## Dataset rows for apps and sites
----------------

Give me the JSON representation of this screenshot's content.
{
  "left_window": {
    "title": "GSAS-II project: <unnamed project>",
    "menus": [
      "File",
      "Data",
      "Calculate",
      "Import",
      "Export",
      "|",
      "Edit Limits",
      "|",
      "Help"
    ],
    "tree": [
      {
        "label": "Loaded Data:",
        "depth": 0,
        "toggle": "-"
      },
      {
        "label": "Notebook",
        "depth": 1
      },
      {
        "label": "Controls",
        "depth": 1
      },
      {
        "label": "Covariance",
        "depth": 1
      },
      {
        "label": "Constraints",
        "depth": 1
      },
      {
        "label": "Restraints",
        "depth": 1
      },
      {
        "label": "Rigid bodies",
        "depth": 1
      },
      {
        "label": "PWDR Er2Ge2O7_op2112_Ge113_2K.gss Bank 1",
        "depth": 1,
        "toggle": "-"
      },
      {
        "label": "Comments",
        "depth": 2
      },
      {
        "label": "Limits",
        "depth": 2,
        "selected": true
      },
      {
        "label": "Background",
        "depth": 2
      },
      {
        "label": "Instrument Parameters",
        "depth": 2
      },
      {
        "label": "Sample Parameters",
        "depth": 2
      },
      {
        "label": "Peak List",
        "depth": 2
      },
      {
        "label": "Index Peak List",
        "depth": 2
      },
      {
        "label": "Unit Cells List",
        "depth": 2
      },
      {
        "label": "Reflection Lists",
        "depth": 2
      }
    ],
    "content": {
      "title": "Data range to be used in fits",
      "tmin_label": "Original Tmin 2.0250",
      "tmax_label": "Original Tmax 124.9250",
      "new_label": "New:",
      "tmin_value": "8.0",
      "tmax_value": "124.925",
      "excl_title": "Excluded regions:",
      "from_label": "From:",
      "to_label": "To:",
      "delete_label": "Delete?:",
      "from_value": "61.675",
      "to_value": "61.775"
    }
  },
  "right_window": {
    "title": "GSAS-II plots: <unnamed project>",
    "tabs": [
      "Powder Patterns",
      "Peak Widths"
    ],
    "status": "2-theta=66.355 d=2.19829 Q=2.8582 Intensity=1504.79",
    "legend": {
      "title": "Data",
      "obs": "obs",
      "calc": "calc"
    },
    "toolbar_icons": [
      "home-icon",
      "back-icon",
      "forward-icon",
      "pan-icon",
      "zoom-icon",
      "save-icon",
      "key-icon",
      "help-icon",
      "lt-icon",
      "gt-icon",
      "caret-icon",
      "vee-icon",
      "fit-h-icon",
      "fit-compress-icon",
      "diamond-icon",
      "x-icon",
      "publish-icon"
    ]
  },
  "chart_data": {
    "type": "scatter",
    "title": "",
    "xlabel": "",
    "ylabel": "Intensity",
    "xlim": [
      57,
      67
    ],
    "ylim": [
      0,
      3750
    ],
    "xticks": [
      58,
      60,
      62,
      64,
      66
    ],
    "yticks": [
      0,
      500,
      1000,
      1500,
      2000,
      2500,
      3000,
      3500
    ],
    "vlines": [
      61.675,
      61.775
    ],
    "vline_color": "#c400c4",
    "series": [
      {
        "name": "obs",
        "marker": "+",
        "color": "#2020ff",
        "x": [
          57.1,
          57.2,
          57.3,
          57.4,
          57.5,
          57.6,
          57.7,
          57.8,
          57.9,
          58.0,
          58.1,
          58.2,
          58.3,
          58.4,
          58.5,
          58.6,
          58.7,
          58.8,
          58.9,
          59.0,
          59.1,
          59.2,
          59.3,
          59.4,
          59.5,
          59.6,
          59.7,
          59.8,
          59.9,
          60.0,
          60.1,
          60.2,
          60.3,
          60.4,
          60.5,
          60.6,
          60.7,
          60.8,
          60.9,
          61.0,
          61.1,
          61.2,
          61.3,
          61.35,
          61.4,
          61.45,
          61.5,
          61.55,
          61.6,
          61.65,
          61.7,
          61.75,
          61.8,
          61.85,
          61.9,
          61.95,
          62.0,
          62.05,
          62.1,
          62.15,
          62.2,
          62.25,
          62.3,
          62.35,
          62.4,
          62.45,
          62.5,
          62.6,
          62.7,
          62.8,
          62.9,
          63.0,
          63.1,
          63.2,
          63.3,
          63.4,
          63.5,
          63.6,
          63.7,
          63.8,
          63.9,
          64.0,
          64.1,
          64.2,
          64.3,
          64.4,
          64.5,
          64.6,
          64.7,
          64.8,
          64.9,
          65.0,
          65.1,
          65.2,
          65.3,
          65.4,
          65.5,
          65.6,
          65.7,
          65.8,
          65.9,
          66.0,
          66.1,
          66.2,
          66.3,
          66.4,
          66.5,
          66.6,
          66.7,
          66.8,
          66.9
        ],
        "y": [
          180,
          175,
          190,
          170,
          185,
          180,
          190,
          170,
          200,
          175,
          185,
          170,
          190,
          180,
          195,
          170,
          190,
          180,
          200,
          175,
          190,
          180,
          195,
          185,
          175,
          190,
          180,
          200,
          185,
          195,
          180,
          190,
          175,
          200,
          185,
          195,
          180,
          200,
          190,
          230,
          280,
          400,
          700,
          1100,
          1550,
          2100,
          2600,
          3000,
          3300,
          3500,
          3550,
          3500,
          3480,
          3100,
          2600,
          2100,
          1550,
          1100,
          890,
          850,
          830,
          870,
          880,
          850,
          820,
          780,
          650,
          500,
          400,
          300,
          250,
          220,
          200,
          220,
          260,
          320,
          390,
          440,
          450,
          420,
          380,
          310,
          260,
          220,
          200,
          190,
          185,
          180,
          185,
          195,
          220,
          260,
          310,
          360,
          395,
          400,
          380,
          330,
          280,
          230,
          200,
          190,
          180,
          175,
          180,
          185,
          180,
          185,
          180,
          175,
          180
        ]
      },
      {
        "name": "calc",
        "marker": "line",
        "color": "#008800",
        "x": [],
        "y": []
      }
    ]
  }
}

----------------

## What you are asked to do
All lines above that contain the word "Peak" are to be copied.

## Result of this exercise
        "label": "Peak List",
        "label": "Index Peak List",
      "Peak Widths"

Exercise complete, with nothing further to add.